Component data from apps and pages
=== Section Start ===
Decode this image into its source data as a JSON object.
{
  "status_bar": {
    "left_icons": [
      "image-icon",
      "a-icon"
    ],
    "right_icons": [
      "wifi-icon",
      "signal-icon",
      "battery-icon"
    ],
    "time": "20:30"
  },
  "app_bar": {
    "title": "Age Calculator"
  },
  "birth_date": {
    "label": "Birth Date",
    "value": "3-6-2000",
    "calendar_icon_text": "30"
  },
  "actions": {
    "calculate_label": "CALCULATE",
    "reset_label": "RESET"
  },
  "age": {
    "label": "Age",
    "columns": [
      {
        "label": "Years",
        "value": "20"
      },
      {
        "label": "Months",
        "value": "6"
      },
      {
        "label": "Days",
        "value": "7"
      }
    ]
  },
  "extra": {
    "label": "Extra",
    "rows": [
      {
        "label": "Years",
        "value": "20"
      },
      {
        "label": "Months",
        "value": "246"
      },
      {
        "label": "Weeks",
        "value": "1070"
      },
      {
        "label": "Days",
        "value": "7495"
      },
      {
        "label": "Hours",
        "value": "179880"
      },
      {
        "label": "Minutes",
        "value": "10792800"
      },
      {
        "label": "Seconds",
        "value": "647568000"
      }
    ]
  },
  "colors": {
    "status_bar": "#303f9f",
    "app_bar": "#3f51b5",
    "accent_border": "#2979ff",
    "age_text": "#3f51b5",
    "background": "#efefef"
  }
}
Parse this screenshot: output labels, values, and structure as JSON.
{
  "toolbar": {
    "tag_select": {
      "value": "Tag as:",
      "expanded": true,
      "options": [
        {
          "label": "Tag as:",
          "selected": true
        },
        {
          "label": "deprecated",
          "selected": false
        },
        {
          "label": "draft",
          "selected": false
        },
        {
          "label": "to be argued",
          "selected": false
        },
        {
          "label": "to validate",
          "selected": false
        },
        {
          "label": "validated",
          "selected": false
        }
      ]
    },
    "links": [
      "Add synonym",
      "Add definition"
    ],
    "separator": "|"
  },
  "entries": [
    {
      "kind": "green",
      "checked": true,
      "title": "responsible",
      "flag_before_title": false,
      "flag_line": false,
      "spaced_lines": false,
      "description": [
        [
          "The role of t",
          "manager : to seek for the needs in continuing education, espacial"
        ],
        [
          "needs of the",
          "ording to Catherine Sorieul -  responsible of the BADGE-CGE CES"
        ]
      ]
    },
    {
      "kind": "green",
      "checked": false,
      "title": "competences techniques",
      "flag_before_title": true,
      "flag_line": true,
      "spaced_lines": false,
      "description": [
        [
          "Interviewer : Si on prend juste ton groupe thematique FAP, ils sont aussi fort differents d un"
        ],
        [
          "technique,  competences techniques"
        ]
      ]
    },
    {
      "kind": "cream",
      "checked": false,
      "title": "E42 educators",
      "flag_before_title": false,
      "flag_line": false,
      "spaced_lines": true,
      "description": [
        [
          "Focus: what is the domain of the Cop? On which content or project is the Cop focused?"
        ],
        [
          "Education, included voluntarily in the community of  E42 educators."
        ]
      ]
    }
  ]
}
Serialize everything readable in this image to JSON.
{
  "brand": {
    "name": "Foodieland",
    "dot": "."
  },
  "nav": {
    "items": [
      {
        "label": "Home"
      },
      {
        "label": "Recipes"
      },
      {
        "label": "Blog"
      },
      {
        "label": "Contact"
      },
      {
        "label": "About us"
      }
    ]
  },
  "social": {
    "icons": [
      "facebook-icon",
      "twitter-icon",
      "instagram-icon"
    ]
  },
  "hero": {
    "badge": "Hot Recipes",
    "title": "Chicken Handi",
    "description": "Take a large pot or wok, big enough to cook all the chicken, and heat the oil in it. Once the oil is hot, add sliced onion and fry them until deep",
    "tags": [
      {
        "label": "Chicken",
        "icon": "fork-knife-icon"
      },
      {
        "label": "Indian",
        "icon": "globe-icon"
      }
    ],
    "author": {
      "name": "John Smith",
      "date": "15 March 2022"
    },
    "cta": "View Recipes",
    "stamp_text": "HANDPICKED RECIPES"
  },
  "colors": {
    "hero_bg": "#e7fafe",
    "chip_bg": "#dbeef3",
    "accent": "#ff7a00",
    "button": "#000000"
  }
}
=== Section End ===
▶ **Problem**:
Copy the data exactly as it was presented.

▶ **Worked solution**:
Decode this image into its source data as a JSON object.
{
  "status_bar": {
    "left_icons": [
      "image-icon",
      "a-icon"
    ],
    "right_icons": [
      "wifi-icon",
      "signal-icon",
      "battery-icon"
    ],
    "time": "20:30"
  },
  "app_bar": {
    "title": "Age Calculator"
  },
  "birth_date": {
    "label": "Birth Date",
    "value": "3-6-2000",
    "calendar_icon_text": "30"
  },
  "actions": {
    "calculate_label": "CALCULATE",
    "reset_label": "RESET"
  },
  "age": {
    "label": "Age",
    "columns": [
      {
        "label": "Years",
        "value": "20"
      },
      {
        "label": "Months",
        "value": "6"
      },
      {
        "label": "Days",
        "value": "7"
      }
    ]
  },
  "extra": {
    "label": "Extra",
    "rows": [
      {
        "label": "Years",
        "value": "20"
      },
      {
        "label": "Months",
        "value": "246"
      },
      {
        "label": "Weeks",
        "value": "1070"
      },
      {
        "label": "Days",
        "value": "7495"
      },
      {
        "label": "Hours",
        "value": "179880"
      },
      {
        "label": "Minutes",
        "value": "10792800"
      },
      {
        "label": "Seconds",
        "value": "647568000"
      }
    ]
  },
  "colors": {
    "status_bar": "#303f9f",
    "app_bar": "#3f51b5",
    "accent_border": "#2979ff",
    "age_text": "#3f51b5",
    "background": "#efefef"
  }
}
Parse this screenshot: output labels, values, and structure as JSON.
{
  "toolbar": {
    "tag_select": {
      "value": "Tag as:",
      "expanded": true,
      "options": [
        {
          "label": "Tag as:",
          "selected": true
        },
        {
          "label": "deprecated",
          "selected": false
        },
        {
          "label": "draft",
          "selected": false
        },
        {
          "label": "to be argued",
          "selected": false
        },
        {
          "label": "to validate",
          "selected": false
        },
        {
          "label": "validated",
          "selected": false
        }
      ]
    },
    "links": [
      "Add synonym",
      "Add definition"
    ],
    "separator": "|"
  },
  "entries": [
    {
      "kind": "green",
      "checked": true,
      "title": "responsible",
      "flag_before_title": false,
      "flag_line": false,
      "spaced_lines": false,
      "description": [
        [
          "The role of t",
          "manager : to seek for the needs in continuing education, espacial"
        ],
        [
          "needs of the",
          "ording to Catherine Sorieul -  responsible of the BADGE-CGE CES"
        ]
      ]
    },
    {
      "kind": "green",
      "checked": false,
      "title": "competences techniques",
      "flag_before_title": true,
      "flag_line": true,
      "spaced_lines": false,
      "description": [
        [
          "Interviewer : Si on prend juste ton groupe thematique FAP, ils sont aussi fort differents d un"
        ],
        [
          "technique,  competences techniques"
        ]
      ]
    },
    {
      "kind": "cream",
      "checked": false,
      "title": "E42 educators",
      "flag_before_title": false,
      "flag_line": false,
      "spaced_lines": true,
      "description": [
        [
          "Focus: what is the domain of the Cop? On which content or project is the Cop focused?"
        ],
        [
          "Education, included voluntarily in the community of  E42 educators."
        ]
      ]
    }
  ]
}
Serialize everything readable in this image to JSON.
{
  "brand": {
    "name": "Foodieland",
    "dot": "."
  },
  "nav": {
    "items": [
      {
        "label": "Home"
      },
      {
        "label": "Recipes"
      },
      {
        "label": "Blog"
      },
      {
        "label": "Contact"
      },
      {
        "label": "About us"
      }
    ]
  },
  "social": {
    "icons": [
      "facebook-icon",
      "twitter-icon",
      "instagram-icon"
    ]
  },
  "hero": {
    "badge": "Hot Recipes",
    "title": "Chicken Handi",
    "description": "Take a large pot or wok, big enough to cook all the chicken, and heat the oil in it. Once the oil is hot, add sliced onion and fry them until deep",
    "tags": [
      {
        "label": "Chicken",
        "icon": "fork-knife-icon"
      },
      {
        "label": "Indian",
        "icon": "globe-icon"
      }
    ],
    "author": {
      "name": "John Smith",
      "date": "15 March 2022"
    },
    "cta": "View Recipes",
    "stamp_text": "HANDPICKED RECIPES"
  },
  "colors": {
    "hero_bg": "#e7fafe",
    "chip_bg": "#dbeef3",
    "accent": "#ff7a00",
    "button": "#000000"
  }
}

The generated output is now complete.